◆ **Directions for this task**
Scan the entries below. List each line with "title".
-- Data in this exercise follows --
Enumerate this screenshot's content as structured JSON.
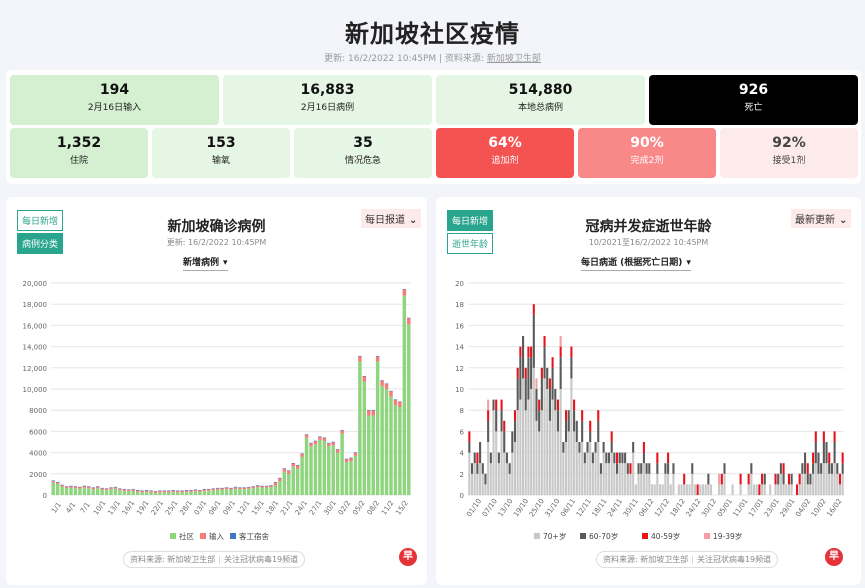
{
  "header": {
    "title": "新加坡社区疫情",
    "updated": "更新: 16/2/2022 10:45PM | 资料来源:",
    "source_link": "新加坡卫生部"
  },
  "stats_row1": [
    {
      "value": "194",
      "label": "2月16日输入"
    },
    {
      "value": "16,883",
      "label": "2月16日病例"
    },
    {
      "value": "514,880",
      "label": "本地总病例"
    },
    {
      "value": "926",
      "label": "死亡"
    }
  ],
  "stats_row2": [
    {
      "value": "1,352",
      "label": "住院"
    },
    {
      "value": "153",
      "label": "输氧"
    },
    {
      "value": "35",
      "label": "情况危急"
    },
    {
      "value": "64%",
      "label": "追加剂"
    },
    {
      "value": "90%",
      "label": "完成2剂"
    },
    {
      "value": "92%",
      "label": "接受1剂"
    }
  ],
  "left_panel": {
    "tabs": [
      "每日新增",
      "病例分类"
    ],
    "title": "新加坡确诊病例",
    "updated": "更新: 16/2/2022 10:45PM",
    "dropdown": "每日报道",
    "metric": "新增病例",
    "source": "资料来源: 新加坡卫生部",
    "follow": "关注冠状病毒19频道",
    "logo": "早"
  },
  "right_panel": {
    "tabs": [
      "每日新增",
      "逝世年龄"
    ],
    "title": "冠病并发症逝世年龄",
    "updated": "10/2021至16/2/2022 10:45PM",
    "dropdown": "最新更新",
    "metric": "每日病逝 (根据死亡日期)",
    "source": "资料来源: 新加坡卫生部",
    "follow": "关注冠状病毒19频道",
    "logo": "早"
  },
  "chart_data": [
    {
      "type": "bar",
      "stacked": true,
      "ylim": [
        0,
        20000
      ],
      "yticks": [
        0,
        2000,
        4000,
        6000,
        8000,
        10000,
        12000,
        14000,
        16000,
        18000,
        20000
      ],
      "ytick_labels": [
        "0",
        "2000",
        "4000",
        "6000",
        "8000",
        "10,000",
        "12,000",
        "14,000",
        "16,000",
        "18,000",
        "20,000"
      ],
      "x_tick_labels": [
        "1/1",
        "4/1",
        "7/1",
        "10/1",
        "13/1",
        "16/1",
        "19/1",
        "22/1",
        "25/1",
        "28/1",
        "03/1",
        "06/1",
        "09/1",
        "12/1",
        "15/1",
        "18/1",
        "21/1",
        "24/1",
        "27/1",
        "30/1",
        "02/2",
        "05/2",
        "08/2",
        "11/2",
        "15/2"
      ],
      "legend": [
        {
          "name": "社区",
          "color": "#8fd47e"
        },
        {
          "name": "输入",
          "color": "#f47c7c"
        },
        {
          "name": "客工宿舍",
          "color": "#3b78c4"
        }
      ],
      "series": [
        {
          "name": "社区",
          "color": "#8fd47e",
          "values": [
            1200,
            1050,
            800,
            650,
            700,
            650,
            600,
            700,
            650,
            550,
            650,
            500,
            450,
            550,
            600,
            450,
            400,
            350,
            400,
            300,
            250,
            300,
            250,
            200,
            250,
            250,
            250,
            300,
            250,
            250,
            300,
            300,
            350,
            300,
            400,
            400,
            450,
            500,
            500,
            550,
            500,
            600,
            550,
            550,
            600,
            650,
            750,
            700,
            700,
            750,
            900,
            1300,
            2200,
            2000,
            2700,
            2500,
            3600,
            5400,
            4600,
            4800,
            5200,
            5100,
            4600,
            4700,
            4000,
            5800,
            3100,
            3200,
            3700,
            12600,
            10700,
            7500,
            7500,
            12600,
            10300,
            10000,
            9300,
            8500,
            8300,
            18800,
            16100
          ]
        },
        {
          "name": "输入",
          "color": "#f47c7c",
          "values": [
            150,
            150,
            150,
            150,
            150,
            150,
            150,
            150,
            150,
            150,
            150,
            150,
            150,
            150,
            150,
            150,
            150,
            150,
            150,
            150,
            150,
            150,
            150,
            150,
            150,
            150,
            150,
            150,
            150,
            150,
            150,
            150,
            150,
            150,
            150,
            150,
            150,
            150,
            150,
            150,
            150,
            150,
            150,
            150,
            150,
            150,
            150,
            150,
            150,
            150,
            300,
            300,
            300,
            300,
            300,
            300,
            300,
            300,
            300,
            300,
            300,
            300,
            300,
            300,
            300,
            300,
            300,
            300,
            300,
            500,
            500,
            500,
            500,
            500,
            500,
            500,
            500,
            500,
            500,
            600,
            600
          ]
        },
        {
          "name": "客工宿舍",
          "color": "#3b78c4",
          "values": [
            20,
            20,
            20,
            20,
            20,
            20,
            20,
            20,
            20,
            20,
            20,
            20,
            20,
            20,
            20,
            20,
            20,
            20,
            20,
            20,
            20,
            20,
            20,
            20,
            20,
            20,
            20,
            20,
            20,
            20,
            20,
            20,
            20,
            20,
            20,
            20,
            20,
            20,
            20,
            20,
            20,
            20,
            20,
            20,
            20,
            20,
            20,
            20,
            20,
            20,
            20,
            20,
            20,
            20,
            20,
            20,
            20,
            20,
            20,
            20,
            20,
            20,
            20,
            20,
            20,
            20,
            20,
            20,
            20,
            20,
            20,
            20,
            20,
            20,
            20,
            20,
            20,
            20,
            20,
            20,
            20
          ]
        }
      ]
    },
    {
      "type": "bar",
      "stacked": true,
      "ylim": [
        0,
        20
      ],
      "yticks": [
        0,
        2,
        4,
        6,
        8,
        10,
        12,
        14,
        16,
        18,
        20
      ],
      "x_tick_labels": [
        "01/10",
        "07/10",
        "13/10",
        "19/10",
        "25/10",
        "31/10",
        "06/11",
        "12/11",
        "18/11",
        "24/11",
        "30/11",
        "06/12",
        "12/12",
        "18/12",
        "24/12",
        "30/12",
        "05/01",
        "11/01",
        "17/01",
        "23/01",
        "29/01",
        "04/02",
        "10/02",
        "16/02"
      ],
      "legend": [
        {
          "name": "70+岁",
          "color": "#c8c8c8"
        },
        {
          "name": "60-70岁",
          "color": "#5a5a5a"
        },
        {
          "name": "40-59岁",
          "color": "#e8141c"
        },
        {
          "name": "19-39岁",
          "color": "#f4a0a0"
        }
      ],
      "series": [
        {
          "name": "70+岁",
          "color": "#c8c8c8",
          "values": [
            4,
            2,
            3,
            2,
            3,
            2,
            1,
            5,
            3,
            8,
            6,
            3,
            6,
            4,
            3,
            2,
            4,
            5,
            8,
            9,
            11,
            8,
            9,
            10,
            12,
            7,
            6,
            8,
            11,
            10,
            7,
            9,
            8,
            6,
            10,
            4,
            5,
            6,
            11,
            6,
            5,
            4,
            5,
            3,
            4,
            5,
            3,
            4,
            5,
            2,
            4,
            3,
            3,
            4,
            3,
            2,
            3,
            3,
            3,
            2,
            2,
            4,
            1,
            2,
            2,
            3,
            2,
            2,
            1,
            1,
            2,
            1,
            1,
            2,
            2,
            1,
            2,
            0,
            1,
            1,
            1,
            1,
            1,
            2,
            1,
            0,
            1,
            1,
            1,
            1,
            1,
            0,
            0,
            1,
            1,
            2,
            0,
            0,
            1,
            0,
            0,
            1,
            0,
            0,
            1,
            2,
            1,
            1,
            0,
            1,
            1,
            0,
            1,
            0,
            1,
            1,
            2,
            1,
            1,
            1,
            1,
            0,
            0,
            1,
            2,
            2,
            1,
            1,
            2,
            3,
            2,
            2,
            3,
            3,
            2,
            2,
            3,
            2,
            1,
            2
          ]
        },
        {
          "name": "60-70岁",
          "color": "#5a5a5a",
          "values": [
            1,
            1,
            1,
            1,
            2,
            1,
            1,
            2,
            1,
            1,
            2,
            1,
            2,
            2,
            1,
            1,
            2,
            2,
            3,
            4,
            4,
            3,
            4,
            3,
            5,
            3,
            2,
            3,
            3,
            2,
            3,
            3,
            2,
            2,
            3,
            1,
            2,
            2,
            2,
            2,
            2,
            1,
            2,
            1,
            1,
            1,
            1,
            1,
            2,
            1,
            1,
            1,
            1,
            1,
            1,
            1,
            1,
            1,
            1,
            1,
            0,
            1,
            0,
            1,
            1,
            1,
            1,
            1,
            0,
            0,
            1,
            0,
            0,
            1,
            1,
            0,
            1,
            0,
            0,
            0,
            0,
            0,
            0,
            1,
            0,
            0,
            0,
            0,
            0,
            1,
            0,
            0,
            0,
            0,
            0,
            1,
            0,
            0,
            0,
            0,
            0,
            0,
            0,
            0,
            0,
            1,
            0,
            0,
            0,
            0,
            1,
            0,
            0,
            0,
            0,
            1,
            1,
            1,
            0,
            0,
            1,
            0,
            0,
            0,
            1,
            2,
            1,
            1,
            1,
            2,
            2,
            1,
            2,
            2,
            1,
            1,
            2,
            1,
            0,
            1
          ]
        },
        {
          "name": "40-59岁",
          "color": "#e8141c",
          "values": [
            1,
            0,
            0,
            1,
            0,
            0,
            0,
            1,
            0,
            0,
            1,
            0,
            1,
            1,
            0,
            0,
            0,
            1,
            1,
            1,
            0,
            1,
            1,
            1,
            1,
            0,
            1,
            1,
            1,
            0,
            1,
            1,
            0,
            1,
            1,
            0,
            1,
            0,
            1,
            1,
            0,
            0,
            1,
            0,
            0,
            1,
            0,
            0,
            1,
            0,
            0,
            0,
            0,
            1,
            0,
            1,
            0,
            0,
            0,
            0,
            1,
            0,
            0,
            0,
            0,
            1,
            0,
            0,
            0,
            0,
            1,
            0,
            0,
            0,
            1,
            0,
            0,
            0,
            0,
            0,
            1,
            0,
            0,
            0,
            0,
            1,
            0,
            0,
            0,
            0,
            0,
            0,
            0,
            0,
            1,
            0,
            0,
            0,
            0,
            0,
            0,
            1,
            0,
            0,
            1,
            0,
            0,
            0,
            1,
            1,
            0,
            0,
            0,
            0,
            1,
            0,
            0,
            1,
            0,
            1,
            0,
            0,
            1,
            1,
            0,
            0,
            1,
            0,
            1,
            1,
            0,
            0,
            1,
            0,
            1,
            0,
            1,
            0,
            1,
            1
          ]
        },
        {
          "name": "19-39岁",
          "color": "#f4a0a0",
          "values": [
            0,
            0,
            0,
            0,
            0,
            0,
            0,
            1,
            0,
            0,
            0,
            0,
            0,
            0,
            0,
            0,
            0,
            0,
            0,
            0,
            0,
            0,
            0,
            0,
            0,
            1,
            0,
            0,
            0,
            0,
            0,
            0,
            0,
            0,
            1,
            0,
            0,
            0,
            0,
            0,
            0,
            0,
            0,
            0,
            0,
            0,
            0,
            0,
            0,
            0,
            0,
            0,
            0,
            0,
            0,
            0,
            0,
            0,
            0,
            0,
            0,
            0,
            0,
            0,
            0,
            0,
            0,
            0,
            0,
            0,
            0,
            0,
            0,
            0,
            0,
            0,
            0,
            0,
            0,
            0,
            0,
            0,
            0,
            0,
            0,
            0,
            0,
            0,
            0,
            0,
            0,
            0,
            0,
            1,
            0,
            0,
            0,
            0,
            0,
            0,
            0,
            0,
            0,
            0,
            0,
            0,
            0,
            0,
            0,
            0,
            0,
            0,
            0,
            0,
            0,
            0,
            0,
            0,
            0,
            0,
            0,
            0,
            0,
            0,
            0,
            0,
            0,
            0,
            0,
            0,
            0,
            0,
            0,
            0,
            0,
            0,
            0,
            0,
            0,
            0
          ]
        }
      ]
    }
  ]
}
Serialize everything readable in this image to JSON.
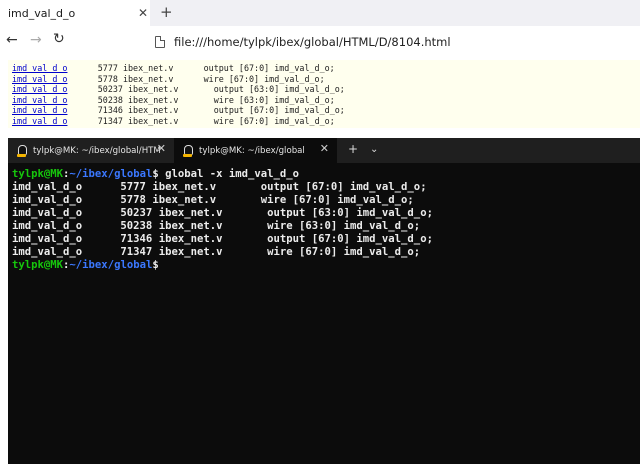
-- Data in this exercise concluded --
◆ **Answer section**
    "title": "新加坡社区疫情",
    "title": "新加坡确诊病例",
    "title": "冠病并发症逝世年龄",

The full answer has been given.